* _RECORDED INFORMATION_:
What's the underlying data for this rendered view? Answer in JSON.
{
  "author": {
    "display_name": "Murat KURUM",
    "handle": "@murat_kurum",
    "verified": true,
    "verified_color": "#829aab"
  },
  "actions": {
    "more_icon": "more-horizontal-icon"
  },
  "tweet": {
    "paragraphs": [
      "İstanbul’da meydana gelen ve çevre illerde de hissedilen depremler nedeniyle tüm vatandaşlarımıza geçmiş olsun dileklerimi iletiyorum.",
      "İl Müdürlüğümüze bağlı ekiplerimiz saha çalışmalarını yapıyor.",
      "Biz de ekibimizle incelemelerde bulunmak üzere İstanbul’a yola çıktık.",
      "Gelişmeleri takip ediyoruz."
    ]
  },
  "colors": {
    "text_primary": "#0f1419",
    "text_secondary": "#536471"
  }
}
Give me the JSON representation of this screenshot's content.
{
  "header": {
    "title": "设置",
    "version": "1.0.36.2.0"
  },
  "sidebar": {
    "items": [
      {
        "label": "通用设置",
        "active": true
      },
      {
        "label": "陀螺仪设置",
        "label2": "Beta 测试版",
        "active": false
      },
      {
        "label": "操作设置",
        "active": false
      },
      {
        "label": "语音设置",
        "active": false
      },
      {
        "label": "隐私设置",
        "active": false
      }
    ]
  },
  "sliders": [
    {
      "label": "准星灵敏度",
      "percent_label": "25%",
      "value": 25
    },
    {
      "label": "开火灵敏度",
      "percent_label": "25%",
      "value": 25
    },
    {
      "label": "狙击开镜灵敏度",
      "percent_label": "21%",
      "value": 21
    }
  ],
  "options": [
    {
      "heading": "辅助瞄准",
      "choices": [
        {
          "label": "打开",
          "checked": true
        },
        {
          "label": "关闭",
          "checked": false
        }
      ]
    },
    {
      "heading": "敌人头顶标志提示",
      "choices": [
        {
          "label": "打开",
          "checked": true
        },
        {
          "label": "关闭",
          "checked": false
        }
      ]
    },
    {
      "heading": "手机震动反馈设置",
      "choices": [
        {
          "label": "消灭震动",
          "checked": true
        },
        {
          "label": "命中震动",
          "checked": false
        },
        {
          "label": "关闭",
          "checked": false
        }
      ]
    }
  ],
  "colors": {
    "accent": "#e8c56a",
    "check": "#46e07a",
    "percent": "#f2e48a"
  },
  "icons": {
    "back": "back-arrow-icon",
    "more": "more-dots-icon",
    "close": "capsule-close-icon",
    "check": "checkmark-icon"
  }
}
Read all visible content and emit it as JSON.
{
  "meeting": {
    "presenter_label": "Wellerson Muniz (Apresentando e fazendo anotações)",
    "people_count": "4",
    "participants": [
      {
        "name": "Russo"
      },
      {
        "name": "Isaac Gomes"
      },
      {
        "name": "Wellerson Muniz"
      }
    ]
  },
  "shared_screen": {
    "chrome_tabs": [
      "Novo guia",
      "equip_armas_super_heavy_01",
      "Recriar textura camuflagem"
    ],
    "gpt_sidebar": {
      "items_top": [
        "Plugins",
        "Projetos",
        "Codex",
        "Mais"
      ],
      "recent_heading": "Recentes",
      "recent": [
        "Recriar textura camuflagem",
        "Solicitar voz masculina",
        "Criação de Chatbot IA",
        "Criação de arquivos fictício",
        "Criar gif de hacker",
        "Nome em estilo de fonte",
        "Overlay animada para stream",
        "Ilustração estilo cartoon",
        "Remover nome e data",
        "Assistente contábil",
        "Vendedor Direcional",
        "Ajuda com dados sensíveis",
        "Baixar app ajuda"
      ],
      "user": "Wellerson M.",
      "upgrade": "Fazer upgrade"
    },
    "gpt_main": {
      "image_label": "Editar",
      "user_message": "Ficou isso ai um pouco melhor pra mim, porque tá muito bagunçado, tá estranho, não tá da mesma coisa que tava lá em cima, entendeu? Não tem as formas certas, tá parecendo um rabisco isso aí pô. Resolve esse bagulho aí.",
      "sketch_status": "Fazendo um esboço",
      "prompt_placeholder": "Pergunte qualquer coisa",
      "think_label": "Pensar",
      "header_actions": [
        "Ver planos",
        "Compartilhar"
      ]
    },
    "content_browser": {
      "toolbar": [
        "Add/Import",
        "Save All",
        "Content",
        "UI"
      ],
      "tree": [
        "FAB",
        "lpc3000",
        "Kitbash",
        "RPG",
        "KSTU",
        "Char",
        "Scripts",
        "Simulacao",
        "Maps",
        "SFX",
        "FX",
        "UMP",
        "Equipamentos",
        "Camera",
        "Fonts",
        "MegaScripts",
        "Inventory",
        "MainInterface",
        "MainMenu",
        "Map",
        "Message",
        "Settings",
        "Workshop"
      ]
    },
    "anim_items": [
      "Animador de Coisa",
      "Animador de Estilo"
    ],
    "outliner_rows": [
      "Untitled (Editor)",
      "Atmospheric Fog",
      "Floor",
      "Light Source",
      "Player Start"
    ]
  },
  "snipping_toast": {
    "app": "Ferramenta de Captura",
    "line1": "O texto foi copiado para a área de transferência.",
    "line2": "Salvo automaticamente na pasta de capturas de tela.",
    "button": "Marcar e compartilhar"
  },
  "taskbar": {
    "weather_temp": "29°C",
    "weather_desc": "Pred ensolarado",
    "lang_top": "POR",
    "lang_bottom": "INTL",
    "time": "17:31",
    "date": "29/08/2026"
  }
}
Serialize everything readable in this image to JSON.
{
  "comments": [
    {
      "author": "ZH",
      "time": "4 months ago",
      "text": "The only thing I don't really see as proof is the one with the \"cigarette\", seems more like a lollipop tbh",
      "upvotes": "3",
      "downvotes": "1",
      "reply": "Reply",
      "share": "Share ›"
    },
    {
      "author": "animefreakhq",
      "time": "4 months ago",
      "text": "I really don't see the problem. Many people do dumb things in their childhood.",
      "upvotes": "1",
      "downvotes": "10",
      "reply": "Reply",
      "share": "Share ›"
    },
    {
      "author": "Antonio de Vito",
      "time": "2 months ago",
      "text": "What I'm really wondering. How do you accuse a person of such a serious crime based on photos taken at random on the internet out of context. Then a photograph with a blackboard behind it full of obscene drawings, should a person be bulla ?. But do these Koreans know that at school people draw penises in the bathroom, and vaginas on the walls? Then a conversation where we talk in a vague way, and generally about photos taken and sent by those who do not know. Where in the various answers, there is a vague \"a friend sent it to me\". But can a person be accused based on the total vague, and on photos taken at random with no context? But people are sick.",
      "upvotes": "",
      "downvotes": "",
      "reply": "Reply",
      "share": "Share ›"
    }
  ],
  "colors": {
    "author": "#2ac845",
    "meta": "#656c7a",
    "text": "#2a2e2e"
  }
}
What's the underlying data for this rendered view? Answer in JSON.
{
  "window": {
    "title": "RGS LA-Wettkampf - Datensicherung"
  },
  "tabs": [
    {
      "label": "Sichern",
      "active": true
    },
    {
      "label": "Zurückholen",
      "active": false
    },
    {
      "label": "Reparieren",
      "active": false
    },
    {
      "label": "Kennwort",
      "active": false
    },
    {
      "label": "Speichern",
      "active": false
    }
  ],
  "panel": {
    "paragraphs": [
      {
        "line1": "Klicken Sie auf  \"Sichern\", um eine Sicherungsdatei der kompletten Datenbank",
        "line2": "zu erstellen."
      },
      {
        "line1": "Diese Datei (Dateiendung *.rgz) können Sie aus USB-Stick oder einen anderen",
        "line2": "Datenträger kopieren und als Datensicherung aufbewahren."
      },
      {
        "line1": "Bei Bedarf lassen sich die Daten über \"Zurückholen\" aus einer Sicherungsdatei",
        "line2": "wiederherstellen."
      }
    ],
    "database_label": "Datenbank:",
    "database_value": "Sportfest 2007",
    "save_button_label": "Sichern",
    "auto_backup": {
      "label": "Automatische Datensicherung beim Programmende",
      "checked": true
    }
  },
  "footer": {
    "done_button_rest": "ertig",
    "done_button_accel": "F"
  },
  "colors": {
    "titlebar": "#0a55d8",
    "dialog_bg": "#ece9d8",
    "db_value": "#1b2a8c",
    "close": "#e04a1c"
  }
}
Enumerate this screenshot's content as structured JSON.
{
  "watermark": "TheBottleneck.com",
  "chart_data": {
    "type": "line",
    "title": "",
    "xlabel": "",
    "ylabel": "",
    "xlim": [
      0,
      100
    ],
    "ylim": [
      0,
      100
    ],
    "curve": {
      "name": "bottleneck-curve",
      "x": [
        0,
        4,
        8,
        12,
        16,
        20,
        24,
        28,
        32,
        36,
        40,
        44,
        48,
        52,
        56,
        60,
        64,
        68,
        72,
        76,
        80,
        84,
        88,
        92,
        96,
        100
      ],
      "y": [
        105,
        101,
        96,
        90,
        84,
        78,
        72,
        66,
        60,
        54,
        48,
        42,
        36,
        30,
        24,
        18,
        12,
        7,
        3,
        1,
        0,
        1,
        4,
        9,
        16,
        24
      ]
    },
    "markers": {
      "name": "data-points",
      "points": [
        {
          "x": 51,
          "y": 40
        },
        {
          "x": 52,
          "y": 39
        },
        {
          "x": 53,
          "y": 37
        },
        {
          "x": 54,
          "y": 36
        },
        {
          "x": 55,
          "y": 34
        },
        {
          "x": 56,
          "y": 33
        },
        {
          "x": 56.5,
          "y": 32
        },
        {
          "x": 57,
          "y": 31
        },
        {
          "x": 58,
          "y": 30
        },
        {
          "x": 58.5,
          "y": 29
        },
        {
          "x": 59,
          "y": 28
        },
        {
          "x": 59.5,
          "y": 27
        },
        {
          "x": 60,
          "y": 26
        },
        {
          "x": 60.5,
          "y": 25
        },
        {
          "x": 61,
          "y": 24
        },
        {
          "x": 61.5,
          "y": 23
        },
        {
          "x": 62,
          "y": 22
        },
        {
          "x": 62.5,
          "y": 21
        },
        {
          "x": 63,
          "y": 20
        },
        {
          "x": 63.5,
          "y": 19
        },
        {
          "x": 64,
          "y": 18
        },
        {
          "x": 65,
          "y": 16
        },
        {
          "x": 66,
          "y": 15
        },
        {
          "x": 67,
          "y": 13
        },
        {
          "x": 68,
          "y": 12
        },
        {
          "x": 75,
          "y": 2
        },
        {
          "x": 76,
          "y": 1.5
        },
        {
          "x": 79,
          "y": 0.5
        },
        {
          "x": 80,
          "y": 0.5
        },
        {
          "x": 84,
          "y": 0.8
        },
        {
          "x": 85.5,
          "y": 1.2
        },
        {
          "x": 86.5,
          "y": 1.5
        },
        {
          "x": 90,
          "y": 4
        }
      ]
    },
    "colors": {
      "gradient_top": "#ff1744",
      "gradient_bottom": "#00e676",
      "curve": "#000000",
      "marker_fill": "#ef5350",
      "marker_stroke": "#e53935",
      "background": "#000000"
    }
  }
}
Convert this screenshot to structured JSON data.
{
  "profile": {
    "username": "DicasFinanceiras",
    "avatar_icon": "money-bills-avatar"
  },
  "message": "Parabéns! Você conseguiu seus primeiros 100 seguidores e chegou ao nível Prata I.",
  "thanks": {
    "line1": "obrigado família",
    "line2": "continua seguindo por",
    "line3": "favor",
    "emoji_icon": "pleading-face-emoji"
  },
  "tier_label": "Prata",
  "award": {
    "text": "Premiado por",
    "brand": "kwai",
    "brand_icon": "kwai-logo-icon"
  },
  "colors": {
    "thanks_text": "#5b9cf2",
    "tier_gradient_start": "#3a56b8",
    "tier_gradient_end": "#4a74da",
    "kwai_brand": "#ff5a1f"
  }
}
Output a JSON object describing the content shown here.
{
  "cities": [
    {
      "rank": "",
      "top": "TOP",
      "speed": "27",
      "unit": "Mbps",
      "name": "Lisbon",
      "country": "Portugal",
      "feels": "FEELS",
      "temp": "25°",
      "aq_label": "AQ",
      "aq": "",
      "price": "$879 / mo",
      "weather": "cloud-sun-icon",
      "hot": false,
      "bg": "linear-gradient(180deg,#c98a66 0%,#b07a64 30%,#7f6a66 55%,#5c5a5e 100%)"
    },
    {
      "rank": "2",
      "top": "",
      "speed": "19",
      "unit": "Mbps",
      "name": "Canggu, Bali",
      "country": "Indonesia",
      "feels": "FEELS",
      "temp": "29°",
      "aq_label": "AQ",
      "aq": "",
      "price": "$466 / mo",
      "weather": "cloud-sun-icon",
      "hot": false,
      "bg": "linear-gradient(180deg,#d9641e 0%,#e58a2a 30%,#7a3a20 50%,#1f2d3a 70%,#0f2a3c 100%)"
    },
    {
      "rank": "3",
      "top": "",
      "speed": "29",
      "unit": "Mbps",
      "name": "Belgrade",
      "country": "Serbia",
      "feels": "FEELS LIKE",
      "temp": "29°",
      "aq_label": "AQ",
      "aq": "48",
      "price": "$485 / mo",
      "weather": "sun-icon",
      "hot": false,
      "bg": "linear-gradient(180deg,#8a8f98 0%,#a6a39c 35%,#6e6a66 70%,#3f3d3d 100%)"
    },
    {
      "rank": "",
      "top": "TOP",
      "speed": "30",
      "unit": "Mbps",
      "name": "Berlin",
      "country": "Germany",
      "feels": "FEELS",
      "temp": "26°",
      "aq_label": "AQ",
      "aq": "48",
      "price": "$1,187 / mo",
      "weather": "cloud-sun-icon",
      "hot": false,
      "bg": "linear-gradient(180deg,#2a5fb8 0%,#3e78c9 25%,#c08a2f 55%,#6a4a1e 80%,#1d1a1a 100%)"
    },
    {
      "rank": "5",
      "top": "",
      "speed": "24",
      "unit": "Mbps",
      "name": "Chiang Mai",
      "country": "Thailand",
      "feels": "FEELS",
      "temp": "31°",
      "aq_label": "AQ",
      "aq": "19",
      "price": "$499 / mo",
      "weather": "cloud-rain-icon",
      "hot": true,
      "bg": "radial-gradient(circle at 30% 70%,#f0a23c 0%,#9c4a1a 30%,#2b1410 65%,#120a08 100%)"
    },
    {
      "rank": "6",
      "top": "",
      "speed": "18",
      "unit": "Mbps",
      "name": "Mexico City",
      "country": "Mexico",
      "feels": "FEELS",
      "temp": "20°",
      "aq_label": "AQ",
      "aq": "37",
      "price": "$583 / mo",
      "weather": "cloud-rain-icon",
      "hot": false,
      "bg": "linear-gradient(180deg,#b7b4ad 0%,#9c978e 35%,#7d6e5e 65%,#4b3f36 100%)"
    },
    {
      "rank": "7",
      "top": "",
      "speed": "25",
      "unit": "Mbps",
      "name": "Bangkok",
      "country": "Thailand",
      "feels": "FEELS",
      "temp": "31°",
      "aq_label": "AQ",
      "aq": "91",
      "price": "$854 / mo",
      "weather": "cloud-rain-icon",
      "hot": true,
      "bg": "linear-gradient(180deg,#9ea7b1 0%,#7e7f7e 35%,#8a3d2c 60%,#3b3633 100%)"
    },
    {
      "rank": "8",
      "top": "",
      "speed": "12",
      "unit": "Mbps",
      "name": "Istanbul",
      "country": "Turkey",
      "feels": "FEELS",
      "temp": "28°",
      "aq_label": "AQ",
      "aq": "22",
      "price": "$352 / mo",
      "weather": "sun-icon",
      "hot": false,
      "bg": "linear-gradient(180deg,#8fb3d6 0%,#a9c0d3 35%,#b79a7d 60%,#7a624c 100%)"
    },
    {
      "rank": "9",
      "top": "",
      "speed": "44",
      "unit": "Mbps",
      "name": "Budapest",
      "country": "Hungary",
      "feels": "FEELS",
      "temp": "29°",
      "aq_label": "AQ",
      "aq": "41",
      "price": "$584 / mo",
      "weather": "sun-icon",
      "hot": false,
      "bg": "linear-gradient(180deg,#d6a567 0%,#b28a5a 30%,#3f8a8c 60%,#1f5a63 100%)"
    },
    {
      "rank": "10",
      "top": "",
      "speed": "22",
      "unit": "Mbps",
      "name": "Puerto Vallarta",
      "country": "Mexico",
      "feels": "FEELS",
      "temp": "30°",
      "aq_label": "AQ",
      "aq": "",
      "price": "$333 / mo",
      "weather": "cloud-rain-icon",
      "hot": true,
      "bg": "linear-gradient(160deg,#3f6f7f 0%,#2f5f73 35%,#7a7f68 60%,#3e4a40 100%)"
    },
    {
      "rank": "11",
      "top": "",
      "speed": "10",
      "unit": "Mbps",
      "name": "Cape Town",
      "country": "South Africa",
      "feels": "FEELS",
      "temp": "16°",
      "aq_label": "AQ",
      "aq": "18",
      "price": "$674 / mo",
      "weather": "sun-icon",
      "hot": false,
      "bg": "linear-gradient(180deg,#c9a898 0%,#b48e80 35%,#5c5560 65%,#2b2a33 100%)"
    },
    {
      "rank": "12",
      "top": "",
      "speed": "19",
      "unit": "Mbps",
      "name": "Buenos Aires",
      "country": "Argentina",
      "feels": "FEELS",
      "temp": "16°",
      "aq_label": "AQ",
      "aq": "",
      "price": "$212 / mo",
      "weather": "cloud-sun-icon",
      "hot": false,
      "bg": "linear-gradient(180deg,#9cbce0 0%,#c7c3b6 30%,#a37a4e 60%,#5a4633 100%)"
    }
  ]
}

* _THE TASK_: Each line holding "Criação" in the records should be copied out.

* _EXERCISE RESULT_:
        "Criação de Chatbot IA",
        "Criação de arquivos fictício",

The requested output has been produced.